Jin, Baodan, Wang, Shuying, Xing, Liqun, Li, Baikun, Peng, Yongzhen
Journal of environmental sciences (China) 2016 v.43 pp. 80-90
acidification, activated sludge, chemical oxygen demand, fermentation, hydrolysates, hydrolysis, kinetics, particulate organic matter, polysaccharides, salinity, short chain fatty acids, sodium chloride, temperature
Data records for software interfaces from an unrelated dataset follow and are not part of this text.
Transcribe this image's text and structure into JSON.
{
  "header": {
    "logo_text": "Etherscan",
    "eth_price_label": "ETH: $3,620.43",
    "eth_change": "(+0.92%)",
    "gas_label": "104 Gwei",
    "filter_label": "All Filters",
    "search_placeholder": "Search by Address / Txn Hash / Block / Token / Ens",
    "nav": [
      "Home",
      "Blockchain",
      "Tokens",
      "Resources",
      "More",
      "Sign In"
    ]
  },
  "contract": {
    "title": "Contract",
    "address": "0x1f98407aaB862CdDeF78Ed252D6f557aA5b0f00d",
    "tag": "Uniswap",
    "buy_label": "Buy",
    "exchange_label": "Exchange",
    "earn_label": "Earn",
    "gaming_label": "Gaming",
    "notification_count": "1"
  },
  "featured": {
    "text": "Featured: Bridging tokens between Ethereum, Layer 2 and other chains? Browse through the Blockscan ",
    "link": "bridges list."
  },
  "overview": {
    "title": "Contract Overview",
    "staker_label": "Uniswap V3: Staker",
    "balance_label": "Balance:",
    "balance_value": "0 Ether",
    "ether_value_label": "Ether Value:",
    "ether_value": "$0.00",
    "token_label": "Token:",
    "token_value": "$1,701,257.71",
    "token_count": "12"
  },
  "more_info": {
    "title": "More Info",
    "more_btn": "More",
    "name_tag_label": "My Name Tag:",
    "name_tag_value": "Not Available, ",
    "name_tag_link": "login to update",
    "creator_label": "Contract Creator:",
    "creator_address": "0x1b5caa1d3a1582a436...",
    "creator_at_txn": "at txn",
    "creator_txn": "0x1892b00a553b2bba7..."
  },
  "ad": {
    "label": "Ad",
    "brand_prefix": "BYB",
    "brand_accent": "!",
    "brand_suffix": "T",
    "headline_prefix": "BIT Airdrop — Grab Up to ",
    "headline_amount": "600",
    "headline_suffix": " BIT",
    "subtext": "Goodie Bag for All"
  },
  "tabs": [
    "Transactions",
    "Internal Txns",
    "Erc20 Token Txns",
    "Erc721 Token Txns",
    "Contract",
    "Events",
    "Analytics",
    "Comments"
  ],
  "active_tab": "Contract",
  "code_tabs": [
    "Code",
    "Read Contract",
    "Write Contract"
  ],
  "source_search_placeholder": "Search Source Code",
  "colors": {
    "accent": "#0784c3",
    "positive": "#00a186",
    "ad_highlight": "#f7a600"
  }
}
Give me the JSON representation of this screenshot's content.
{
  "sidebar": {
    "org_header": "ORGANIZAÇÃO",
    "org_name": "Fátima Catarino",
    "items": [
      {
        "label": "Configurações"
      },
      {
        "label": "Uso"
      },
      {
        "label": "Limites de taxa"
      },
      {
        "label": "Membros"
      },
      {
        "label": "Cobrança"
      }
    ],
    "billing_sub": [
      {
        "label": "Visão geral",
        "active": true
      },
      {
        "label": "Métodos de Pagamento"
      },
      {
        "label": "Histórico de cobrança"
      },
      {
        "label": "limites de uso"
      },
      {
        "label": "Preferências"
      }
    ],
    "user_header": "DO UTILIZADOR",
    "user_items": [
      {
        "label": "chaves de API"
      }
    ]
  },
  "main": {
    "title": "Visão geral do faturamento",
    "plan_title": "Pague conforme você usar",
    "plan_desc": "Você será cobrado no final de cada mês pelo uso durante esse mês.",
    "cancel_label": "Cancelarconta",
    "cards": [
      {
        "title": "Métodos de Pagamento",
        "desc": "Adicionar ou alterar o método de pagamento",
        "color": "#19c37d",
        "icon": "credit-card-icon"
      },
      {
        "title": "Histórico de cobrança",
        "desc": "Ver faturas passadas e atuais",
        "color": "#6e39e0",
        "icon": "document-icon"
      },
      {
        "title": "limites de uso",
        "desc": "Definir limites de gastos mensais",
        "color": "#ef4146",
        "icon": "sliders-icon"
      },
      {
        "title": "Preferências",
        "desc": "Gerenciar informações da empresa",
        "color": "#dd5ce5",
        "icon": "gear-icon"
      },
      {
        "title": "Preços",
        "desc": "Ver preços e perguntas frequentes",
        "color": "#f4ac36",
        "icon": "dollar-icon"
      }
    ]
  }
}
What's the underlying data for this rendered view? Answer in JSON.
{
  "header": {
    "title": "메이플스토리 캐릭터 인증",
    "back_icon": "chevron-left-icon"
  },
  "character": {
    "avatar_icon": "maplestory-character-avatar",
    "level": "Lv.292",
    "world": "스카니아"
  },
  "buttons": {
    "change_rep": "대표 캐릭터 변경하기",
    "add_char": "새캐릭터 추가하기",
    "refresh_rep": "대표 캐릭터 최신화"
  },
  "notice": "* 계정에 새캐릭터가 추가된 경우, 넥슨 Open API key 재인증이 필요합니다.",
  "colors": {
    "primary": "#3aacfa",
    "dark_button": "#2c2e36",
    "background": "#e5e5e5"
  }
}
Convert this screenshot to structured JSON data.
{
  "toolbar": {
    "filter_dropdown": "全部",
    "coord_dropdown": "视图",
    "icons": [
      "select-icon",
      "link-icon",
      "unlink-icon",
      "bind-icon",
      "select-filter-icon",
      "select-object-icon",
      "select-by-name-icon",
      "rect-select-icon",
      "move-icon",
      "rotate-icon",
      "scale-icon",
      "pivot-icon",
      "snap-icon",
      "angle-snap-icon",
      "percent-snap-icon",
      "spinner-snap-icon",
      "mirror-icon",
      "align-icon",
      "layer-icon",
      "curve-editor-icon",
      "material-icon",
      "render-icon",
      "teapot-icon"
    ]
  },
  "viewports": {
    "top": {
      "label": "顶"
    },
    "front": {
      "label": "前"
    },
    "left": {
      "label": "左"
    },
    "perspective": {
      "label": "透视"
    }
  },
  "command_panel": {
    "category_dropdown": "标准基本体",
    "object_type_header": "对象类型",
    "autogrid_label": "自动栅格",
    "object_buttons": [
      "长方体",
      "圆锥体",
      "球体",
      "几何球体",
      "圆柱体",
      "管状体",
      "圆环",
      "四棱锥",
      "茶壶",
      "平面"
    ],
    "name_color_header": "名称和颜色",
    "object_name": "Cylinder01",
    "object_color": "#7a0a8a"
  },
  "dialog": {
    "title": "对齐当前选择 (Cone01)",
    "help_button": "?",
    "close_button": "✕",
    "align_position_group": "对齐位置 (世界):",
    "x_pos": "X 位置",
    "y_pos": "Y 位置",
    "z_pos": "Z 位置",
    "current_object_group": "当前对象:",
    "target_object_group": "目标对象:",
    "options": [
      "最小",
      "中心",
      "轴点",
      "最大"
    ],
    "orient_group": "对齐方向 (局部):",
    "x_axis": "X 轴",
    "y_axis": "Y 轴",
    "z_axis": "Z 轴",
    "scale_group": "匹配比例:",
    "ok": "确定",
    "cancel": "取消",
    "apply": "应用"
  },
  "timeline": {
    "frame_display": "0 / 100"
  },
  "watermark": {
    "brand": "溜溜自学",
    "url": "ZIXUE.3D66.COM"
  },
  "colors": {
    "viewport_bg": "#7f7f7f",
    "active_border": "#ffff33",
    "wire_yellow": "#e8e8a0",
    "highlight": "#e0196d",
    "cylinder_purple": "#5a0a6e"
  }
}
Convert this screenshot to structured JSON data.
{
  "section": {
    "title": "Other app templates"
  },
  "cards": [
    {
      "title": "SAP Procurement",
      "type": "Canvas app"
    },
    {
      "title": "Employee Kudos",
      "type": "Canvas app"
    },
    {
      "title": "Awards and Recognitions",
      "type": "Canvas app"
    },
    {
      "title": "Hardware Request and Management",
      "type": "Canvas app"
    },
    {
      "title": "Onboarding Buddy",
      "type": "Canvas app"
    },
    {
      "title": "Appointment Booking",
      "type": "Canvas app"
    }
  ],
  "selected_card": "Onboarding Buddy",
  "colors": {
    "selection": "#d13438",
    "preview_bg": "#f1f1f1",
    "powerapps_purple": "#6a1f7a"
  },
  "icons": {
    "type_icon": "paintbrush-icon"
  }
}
The effect of salinity on sludge alkaline fermentation at low temperature (20°C) was investigated, and a kinetic analysis was performed. Different doses of sodium chloride (NaCl, 0–25g/L) were added into the fermentation system. The batch-mode results showed that the soluble chemical oxygen demand (SCOD) increased with salinity. The hydrolysate (soluble protein, polysaccharide) and the acidification products (short chain fatty acids (SCFAs), NH4⁺–N, and PO4³⁻–P) increased with salinity initially, but slightly declined respectively at higher level salinity (20g/L or 20–25g/L). However, the hydrolytic acidification performance increased in the presence of salt compared to that without salt. Furthermore, the results of Haldane inhibition kinetics analysis showed that the salt enhanced the hydrolysis rate of particulate organic matter from sludge particulate and the specific utilization of hydrolysate, and decreased the specific utilization of SCFAs. Pearson correlation coefficient analysis indicated that the importance of polysaccharide on the accumulation of SCFAs was reduced with salt addition, but the importance of protein and NH4⁺–N on SCFA accumulation was increased.